▸ TASK STATEMENT
Count how many lines in the entries below hold "title". Only the number belongs in the answer.

Items from a data source:
# # #
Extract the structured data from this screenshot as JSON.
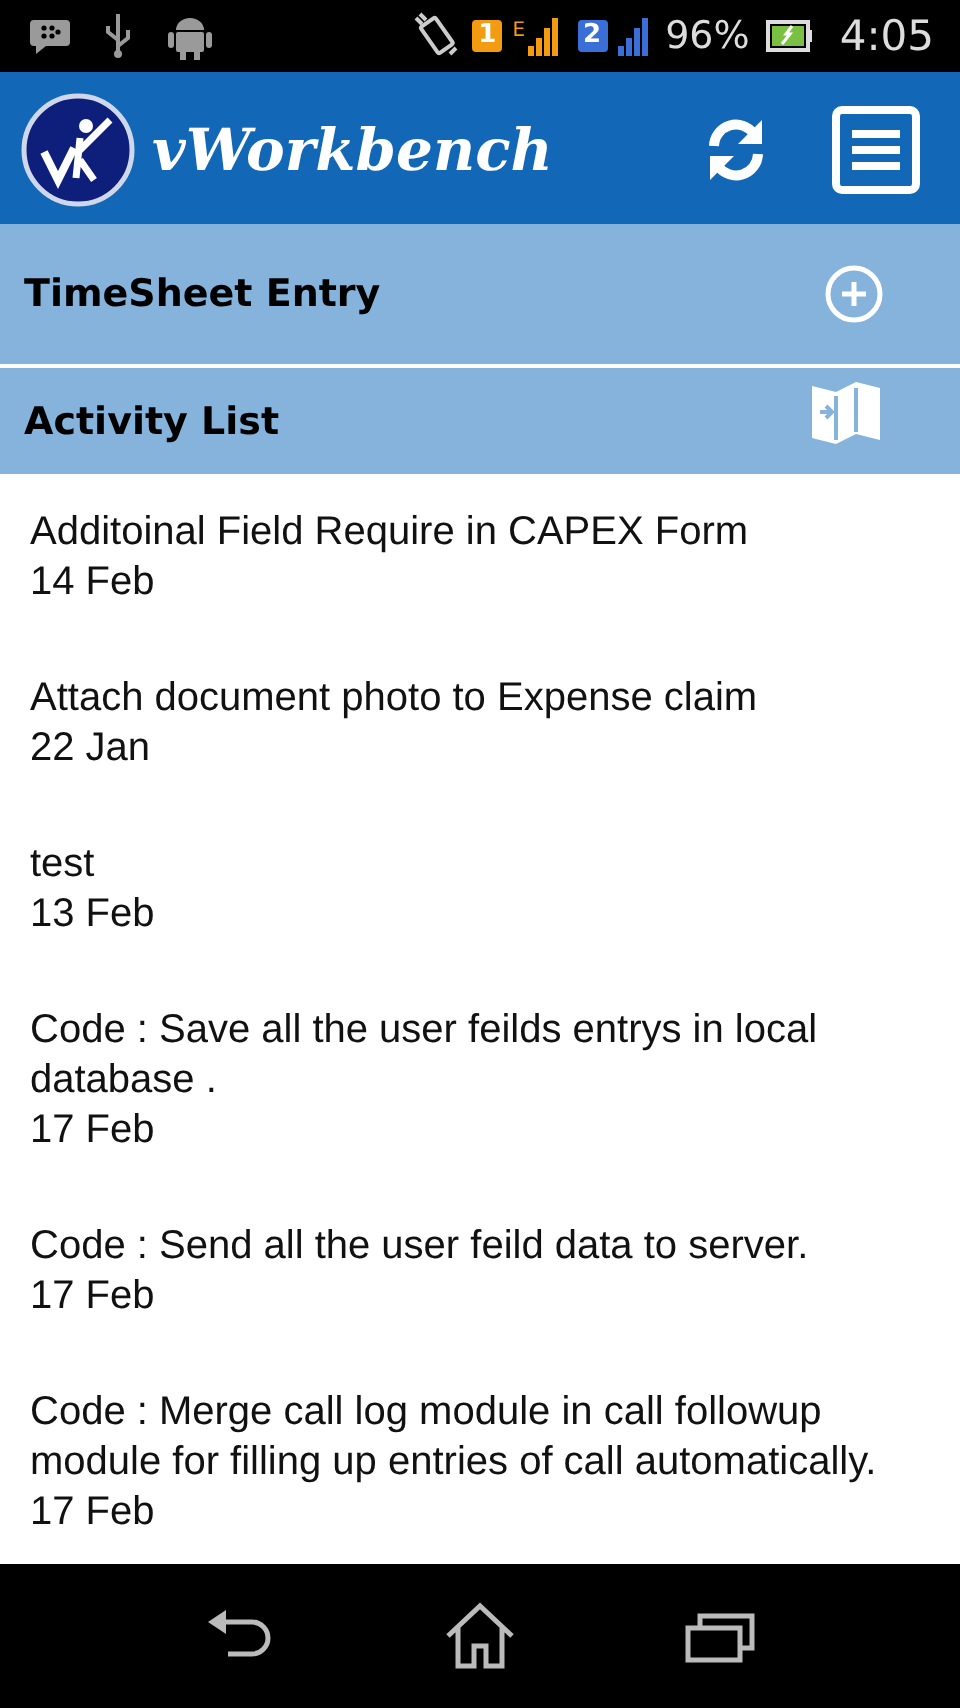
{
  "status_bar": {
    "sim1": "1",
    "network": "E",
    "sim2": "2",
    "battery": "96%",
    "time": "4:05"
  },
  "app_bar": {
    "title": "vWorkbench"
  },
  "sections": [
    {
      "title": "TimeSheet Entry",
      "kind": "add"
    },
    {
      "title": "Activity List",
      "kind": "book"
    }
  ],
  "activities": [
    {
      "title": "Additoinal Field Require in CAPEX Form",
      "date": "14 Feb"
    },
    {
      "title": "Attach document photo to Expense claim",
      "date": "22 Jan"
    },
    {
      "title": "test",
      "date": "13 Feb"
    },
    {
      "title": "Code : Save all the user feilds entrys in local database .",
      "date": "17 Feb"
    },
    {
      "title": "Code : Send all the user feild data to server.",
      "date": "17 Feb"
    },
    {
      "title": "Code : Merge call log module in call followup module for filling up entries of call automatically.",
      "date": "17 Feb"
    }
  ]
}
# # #
▸ ANSWER TO THIS TASK
9